If you want to keep your employees engaged, you need to set shared goals with them so that they have a clear definition of WHY they’re doing what they’re doing.

Plus, when you set goals about their personal development, it shows you have a vested interest in their growth.

Frequent feedback sessions

Has an employee ever quit on you with no warning whatsoever? Maybe not you personally, but this situation happens to employers all the time. It leaves them asking themselves what went wrong?

But by that point, it’s too late to find out — and way too late to do anything about it. So rather than waiting and analyzing after the fact, get active about employee feedback!

You can hold regular employee engagement surveys to get a general feeling about your workforce. But we recommend that you also have 1-on-1 sessions with your team members so that you can both GIVE and RECEIVE feedback.

And be sure to give positive feedback as well — this is a chance to discuss what’s working for you and them as much as what isn’t.

Set up support structures

Just like you can’t run your business by yourself, your employees need support to manage their workload.

Make sure that they are given access to the knowledge and tools that they will need. Have experienced staff members guide them on how to apply them to their daily work.

Consider creating a mentor program where tenured staff and leadership can work closely to develop skills and plan for success with a fledgling employee.

Give them a sense of ownership

Employees who feel like they are part of a company, and not an extension of it, are more loyal and less likely to leave.

Consider sharing the rewards of your business with the people who make it work — things like stock options or bonuses based on company performance.

And let them lead themselves, as well. When possible, give them projects that offer them autonomy and a bit of freedom. Fostering a sense of trust that they will own up to any challenge will challenge them to do work that the whole company can be proud of.

Acknowledge their accomplishments

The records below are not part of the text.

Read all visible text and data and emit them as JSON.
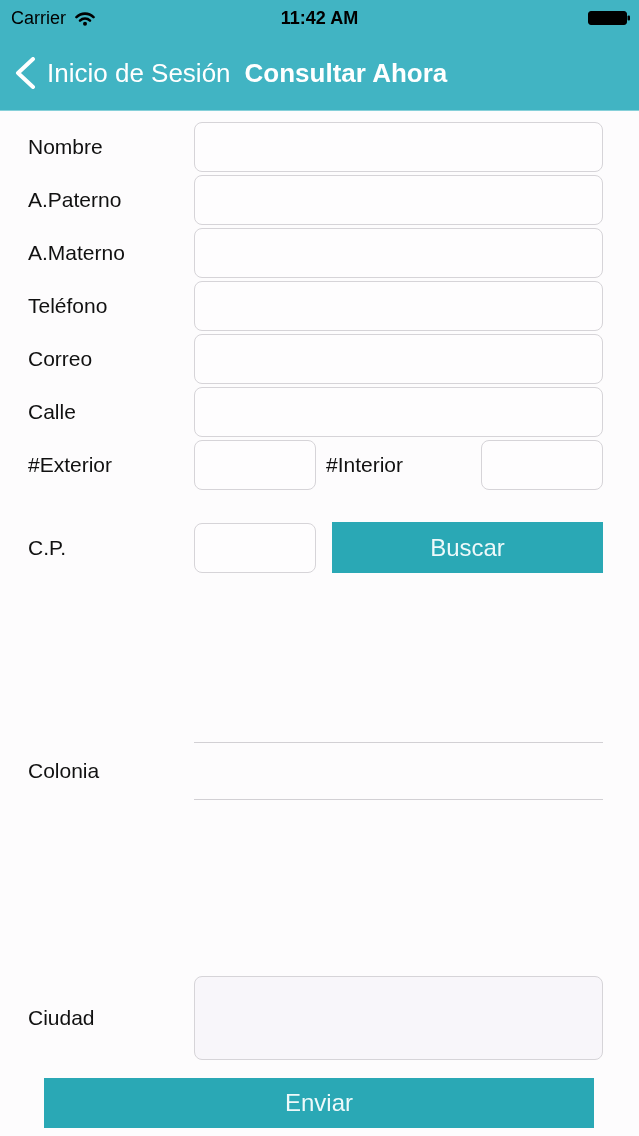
{
  "status_bar": {
    "carrier": "Carrier",
    "time": "11:42 AM"
  },
  "nav_bar": {
    "back_label": "Inicio de Sesión",
    "title": "Consultar Ahora"
  },
  "form": [
    {
      "kind": "text",
      "label": "Nombre"
    },
    {
      "kind": "text",
      "label": "A.Paterno"
    },
    {
      "kind": "text",
      "label": "A.Materno"
    },
    {
      "kind": "text",
      "label": "Teléfono"
    },
    {
      "kind": "text",
      "label": "Correo"
    },
    {
      "kind": "text",
      "label": "Calle"
    },
    {
      "kind": "pair",
      "label": "#Exterior",
      "second_label": "#Interior"
    },
    {
      "kind": "search",
      "label": "C.P.",
      "button": "Buscar"
    },
    {
      "kind": "picker",
      "label": "Colonia"
    },
    {
      "kind": "area",
      "label": "Ciudad"
    }
  ],
  "submit_button": "Enviar"
}
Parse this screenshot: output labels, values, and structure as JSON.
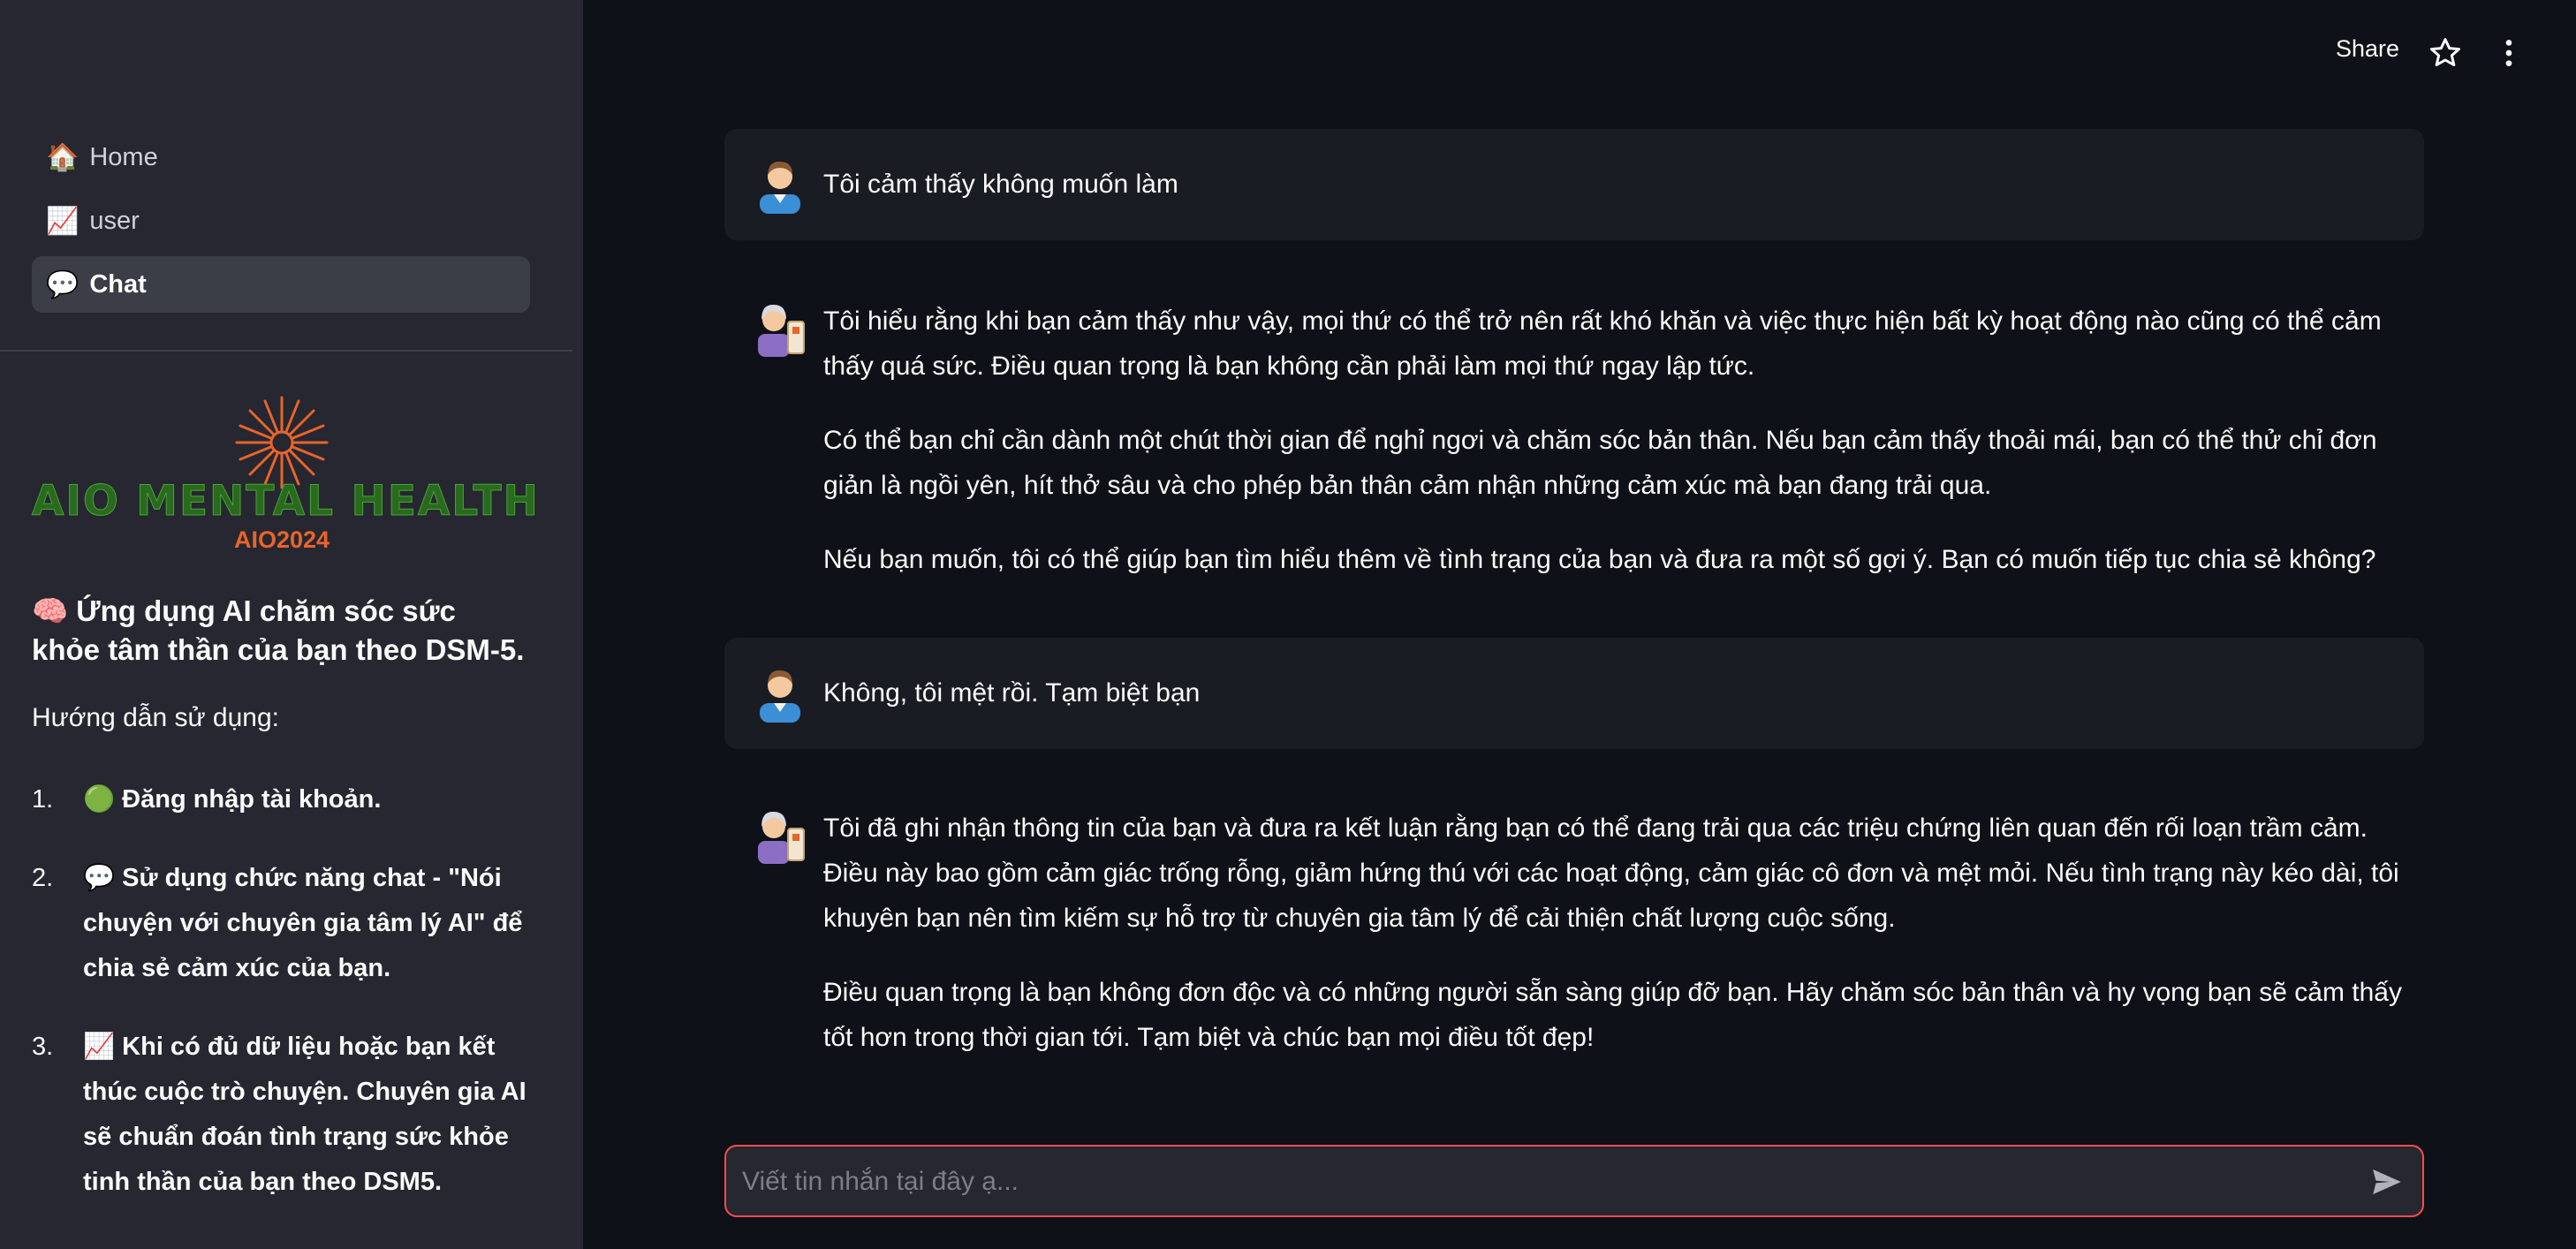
{
  "sidebar": {
    "nav": [
      {
        "emoji": "🏠",
        "label": "Home"
      },
      {
        "emoji": "📈",
        "label": "user"
      },
      {
        "emoji": "💬",
        "label": "Chat"
      }
    ],
    "logo": {
      "text": "AIO MENTAL HEALTH",
      "sub": "AIO2024"
    },
    "app_title": "🧠 Ứng dụng AI chăm sóc sức khỏe tâm thần của bạn theo DSM-5.",
    "guide_title": "Hướng dẫn sử dụng:",
    "steps": [
      {
        "num": "1.",
        "text": "🟢 Đăng nhập tài khoản."
      },
      {
        "num": "2.",
        "text": "💬 Sử dụng chức năng chat - \"Nói chuyện với chuyên gia tâm lý AI\" để chia sẻ cảm xúc của bạn."
      },
      {
        "num": "3.",
        "text": "📈 Khi có đủ dữ liệu hoặc bạn kết thúc cuộc trò chuyện. Chuyên gia AI sẽ chuẩn đoán tình trạng sức khỏe tinh thần của bạn theo DSM5."
      }
    ]
  },
  "header": {
    "share_label": "Share"
  },
  "chat": {
    "messages": [
      {
        "role": "user",
        "paragraphs": [
          "Tôi cảm thấy không muốn làm"
        ]
      },
      {
        "role": "assistant",
        "paragraphs": [
          "Tôi hiểu rằng khi bạn cảm thấy như vậy, mọi thứ có thể trở nên rất khó khăn và việc thực hiện bất kỳ hoạt động nào cũng có thể cảm thấy quá sức. Điều quan trọng là bạn không cần phải làm mọi thứ ngay lập tức.",
          "Có thể bạn chỉ cần dành một chút thời gian để nghỉ ngơi và chăm sóc bản thân. Nếu bạn cảm thấy thoải mái, bạn có thể thử chỉ đơn giản là ngồi yên, hít thở sâu và cho phép bản thân cảm nhận những cảm xúc mà bạn đang trải qua.",
          "Nếu bạn muốn, tôi có thể giúp bạn tìm hiểu thêm về tình trạng của bạn và đưa ra một số gợi ý. Bạn có muốn tiếp tục chia sẻ không?"
        ]
      },
      {
        "role": "user",
        "paragraphs": [
          "Không, tôi mệt rồi. Tạm biệt bạn"
        ]
      },
      {
        "role": "assistant",
        "paragraphs": [
          "Tôi đã ghi nhận thông tin của bạn và đưa ra kết luận rằng bạn có thể đang trải qua các triệu chứng liên quan đến rối loạn trầm cảm. Điều này bao gồm cảm giác trống rỗng, giảm hứng thú với các hoạt động, cảm giác cô đơn và mệt mỏi. Nếu tình trạng này kéo dài, tôi khuyên bạn nên tìm kiếm sự hỗ trợ từ chuyên gia tâm lý để cải thiện chất lượng cuộc sống.",
          "Điều quan trọng là bạn không đơn độc và có những người sẵn sàng giúp đỡ bạn. Hãy chăm sóc bản thân và hy vọng bạn sẽ cảm thấy tốt hơn trong thời gian tới. Tạm biệt và chúc bạn mọi điều tốt đẹp!"
        ]
      }
    ],
    "input": {
      "placeholder": "Viết tin nhắn tại đây ạ...",
      "value": ""
    }
  },
  "colors": {
    "accent": "#ff4b4b",
    "background": "#0e1117",
    "sidebar": "#262730",
    "user_bubble": "#1a1c24"
  },
  "icons": [
    "star-icon",
    "more-vertical-icon",
    "send-icon",
    "user-avatar-icon",
    "assistant-avatar-icon"
  ]
}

One of the number one reasons employees quit is because they don’t feel appreciated.

And we’re not saying you need to shower them with gifts and hold a ticker tape parade every time they do something right. In fact, acknowledging their accomplishments doesn’t have to cost any time or money whatsoever.

When you make a consistent effort to honestly mention and express gratitude on the regular — even just saying thank you in passing — you are instilling a sense of value that will make your workers value their job.

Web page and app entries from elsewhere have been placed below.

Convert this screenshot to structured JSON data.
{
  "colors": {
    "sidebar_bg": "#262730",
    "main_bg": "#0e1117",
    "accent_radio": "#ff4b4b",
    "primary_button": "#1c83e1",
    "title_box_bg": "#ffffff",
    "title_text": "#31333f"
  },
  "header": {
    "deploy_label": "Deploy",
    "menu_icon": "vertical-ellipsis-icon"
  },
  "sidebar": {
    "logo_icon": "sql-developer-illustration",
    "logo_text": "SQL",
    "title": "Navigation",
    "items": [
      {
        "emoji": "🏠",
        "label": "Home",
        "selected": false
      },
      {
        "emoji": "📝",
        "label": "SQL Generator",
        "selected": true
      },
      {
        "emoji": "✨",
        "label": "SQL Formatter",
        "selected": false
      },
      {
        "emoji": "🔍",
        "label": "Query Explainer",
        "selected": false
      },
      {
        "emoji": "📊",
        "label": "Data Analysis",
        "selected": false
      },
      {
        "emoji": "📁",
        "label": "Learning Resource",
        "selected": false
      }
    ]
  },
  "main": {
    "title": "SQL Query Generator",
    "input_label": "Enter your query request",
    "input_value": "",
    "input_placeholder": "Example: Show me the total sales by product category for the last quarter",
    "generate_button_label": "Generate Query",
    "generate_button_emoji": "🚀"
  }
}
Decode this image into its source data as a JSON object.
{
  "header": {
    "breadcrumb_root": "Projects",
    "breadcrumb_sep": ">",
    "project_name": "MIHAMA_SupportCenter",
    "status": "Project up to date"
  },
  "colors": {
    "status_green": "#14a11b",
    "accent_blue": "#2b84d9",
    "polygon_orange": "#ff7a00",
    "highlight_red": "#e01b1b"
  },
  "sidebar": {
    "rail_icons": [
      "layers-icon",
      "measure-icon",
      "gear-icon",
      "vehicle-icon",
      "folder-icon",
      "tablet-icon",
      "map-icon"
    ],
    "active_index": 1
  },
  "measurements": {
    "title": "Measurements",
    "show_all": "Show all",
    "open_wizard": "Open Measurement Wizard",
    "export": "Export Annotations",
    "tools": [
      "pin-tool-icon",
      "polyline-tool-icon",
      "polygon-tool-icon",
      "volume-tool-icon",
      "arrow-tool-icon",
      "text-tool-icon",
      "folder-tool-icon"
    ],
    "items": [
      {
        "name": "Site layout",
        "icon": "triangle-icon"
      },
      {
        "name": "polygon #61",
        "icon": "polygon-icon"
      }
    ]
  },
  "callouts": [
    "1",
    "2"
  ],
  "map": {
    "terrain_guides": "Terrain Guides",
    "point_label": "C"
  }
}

And if one of your employees does something big for your business, you can still consider a big gesture in kind!

Provide development opportunities

We all need room to grow. And when we don’t have it, we bail.

You might call it a sort of “career claustrophobia”, meaning: when we feel stuck we just want to get out.

Make sure your employees have as many opportunities as you can offer them in terms of personal and professional development.

Encourage them to take training courses, attend workshops, and set personal goals. When they see you as someone who cares about their growth, not just their performance, they’ll stand by you.

Be flexible

One of the main things job seekers look for these days is work-life flexibility. They idealize things like flex hours, remote work, and leave allowances.

So if you don’t want your workers to start seeking out other jobs, then you should try to make working with you as flexible as possible.

Make sure you encourage your current employees to make use of their allowances as well. Ensuring they get proper rest and relaxation helps them avoid burnout, and shows you care about their wellbeing.

Challenge them 

Humans might think we want a cushy job. But the truth is we want something that pushes us just a little bit outside of our comfort zone.

Make sure you are challenging your employees to improve themselves and the business overall. Don’t keep them locked at a desk, repeating the same tasks day in and day out.

Send them to a networking meetup. Or ask them to help you meet a new client. Or ask them to create a presentation for their teammates.

Whatever they could be doing outside their immediate job description, so long as it supports their development, is a great way to inspire them.

By keeping them on their toes, they’ll soon get addicted to the excitement that each new day with your company brings.